## TASK DIRECTIONS
Which lines in the records below contain the word "JSON"? Report each of them.

RECORDS Block Start

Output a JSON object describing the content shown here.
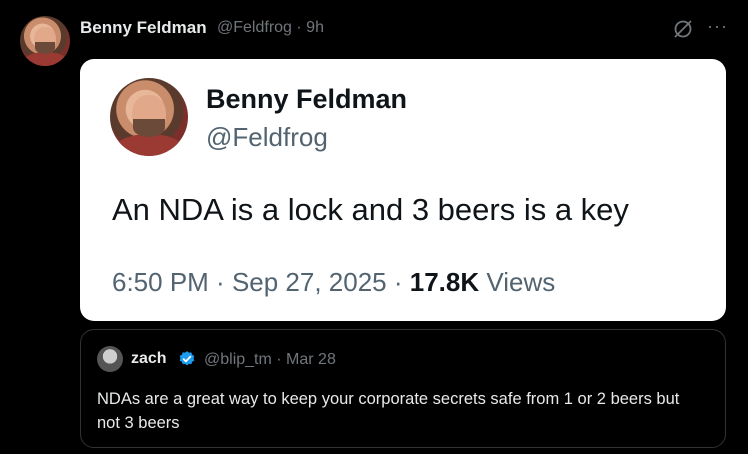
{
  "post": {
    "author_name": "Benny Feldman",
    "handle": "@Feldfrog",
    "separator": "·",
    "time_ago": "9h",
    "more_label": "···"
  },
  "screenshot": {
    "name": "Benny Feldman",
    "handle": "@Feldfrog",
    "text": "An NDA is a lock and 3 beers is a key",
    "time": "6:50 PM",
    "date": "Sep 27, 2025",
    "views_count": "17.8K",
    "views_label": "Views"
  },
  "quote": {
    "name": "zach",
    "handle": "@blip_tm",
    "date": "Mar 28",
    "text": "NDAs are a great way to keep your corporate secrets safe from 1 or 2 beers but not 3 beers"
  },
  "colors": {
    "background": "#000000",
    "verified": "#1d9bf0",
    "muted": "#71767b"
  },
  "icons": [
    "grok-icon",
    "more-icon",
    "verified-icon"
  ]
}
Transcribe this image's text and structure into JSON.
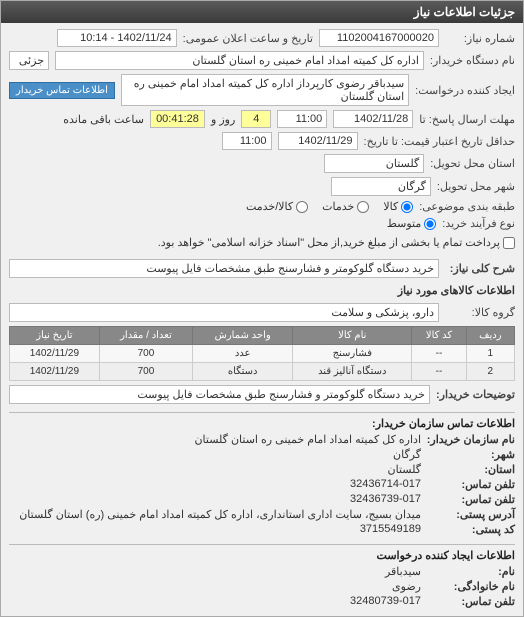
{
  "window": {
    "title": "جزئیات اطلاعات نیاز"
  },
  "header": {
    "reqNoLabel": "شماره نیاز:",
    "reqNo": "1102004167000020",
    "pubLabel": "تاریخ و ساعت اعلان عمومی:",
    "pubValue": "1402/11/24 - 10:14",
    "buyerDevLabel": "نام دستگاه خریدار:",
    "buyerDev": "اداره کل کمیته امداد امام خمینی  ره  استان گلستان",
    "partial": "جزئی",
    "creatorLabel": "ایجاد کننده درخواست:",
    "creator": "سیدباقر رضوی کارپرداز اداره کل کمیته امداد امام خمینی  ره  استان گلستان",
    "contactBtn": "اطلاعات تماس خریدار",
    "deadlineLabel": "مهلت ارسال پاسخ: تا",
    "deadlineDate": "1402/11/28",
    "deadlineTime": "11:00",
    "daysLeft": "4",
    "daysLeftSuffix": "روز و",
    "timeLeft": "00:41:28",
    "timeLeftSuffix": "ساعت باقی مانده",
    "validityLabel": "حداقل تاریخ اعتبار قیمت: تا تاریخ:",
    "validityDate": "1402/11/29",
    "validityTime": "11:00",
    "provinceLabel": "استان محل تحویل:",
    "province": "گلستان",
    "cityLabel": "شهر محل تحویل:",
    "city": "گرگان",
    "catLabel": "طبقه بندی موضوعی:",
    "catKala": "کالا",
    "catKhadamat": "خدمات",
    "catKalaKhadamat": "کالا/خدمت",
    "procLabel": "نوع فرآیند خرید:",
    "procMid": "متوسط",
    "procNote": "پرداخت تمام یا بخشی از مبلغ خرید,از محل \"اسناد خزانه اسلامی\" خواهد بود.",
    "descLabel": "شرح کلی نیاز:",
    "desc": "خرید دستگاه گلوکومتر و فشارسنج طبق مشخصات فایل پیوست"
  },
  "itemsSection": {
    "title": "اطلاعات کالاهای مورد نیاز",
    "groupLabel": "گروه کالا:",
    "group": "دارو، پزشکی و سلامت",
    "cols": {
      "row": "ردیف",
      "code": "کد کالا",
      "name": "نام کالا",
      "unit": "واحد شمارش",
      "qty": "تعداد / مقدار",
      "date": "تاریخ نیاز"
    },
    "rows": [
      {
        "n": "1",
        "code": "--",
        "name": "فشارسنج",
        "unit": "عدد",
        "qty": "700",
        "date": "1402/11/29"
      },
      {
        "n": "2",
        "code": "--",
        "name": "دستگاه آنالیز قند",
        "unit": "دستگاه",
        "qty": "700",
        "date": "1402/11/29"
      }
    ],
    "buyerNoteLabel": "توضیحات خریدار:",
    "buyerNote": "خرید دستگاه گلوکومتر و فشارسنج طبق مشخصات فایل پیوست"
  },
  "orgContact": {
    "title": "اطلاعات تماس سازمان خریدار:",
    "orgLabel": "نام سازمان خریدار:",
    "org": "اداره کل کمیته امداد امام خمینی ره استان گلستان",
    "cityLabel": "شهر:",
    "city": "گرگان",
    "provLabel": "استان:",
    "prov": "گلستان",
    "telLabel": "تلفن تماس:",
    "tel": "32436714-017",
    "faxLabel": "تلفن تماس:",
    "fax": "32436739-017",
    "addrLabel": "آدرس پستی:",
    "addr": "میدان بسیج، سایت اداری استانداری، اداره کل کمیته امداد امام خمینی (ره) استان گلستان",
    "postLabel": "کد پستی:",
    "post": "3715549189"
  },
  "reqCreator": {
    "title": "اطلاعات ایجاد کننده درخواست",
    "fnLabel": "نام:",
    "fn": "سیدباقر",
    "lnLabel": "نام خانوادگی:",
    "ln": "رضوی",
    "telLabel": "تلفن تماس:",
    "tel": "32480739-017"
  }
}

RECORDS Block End

## ANSWER TO THIS TASK
Output a JSON object describing the content shown here.
Transcribe this image's text and structure into JSON.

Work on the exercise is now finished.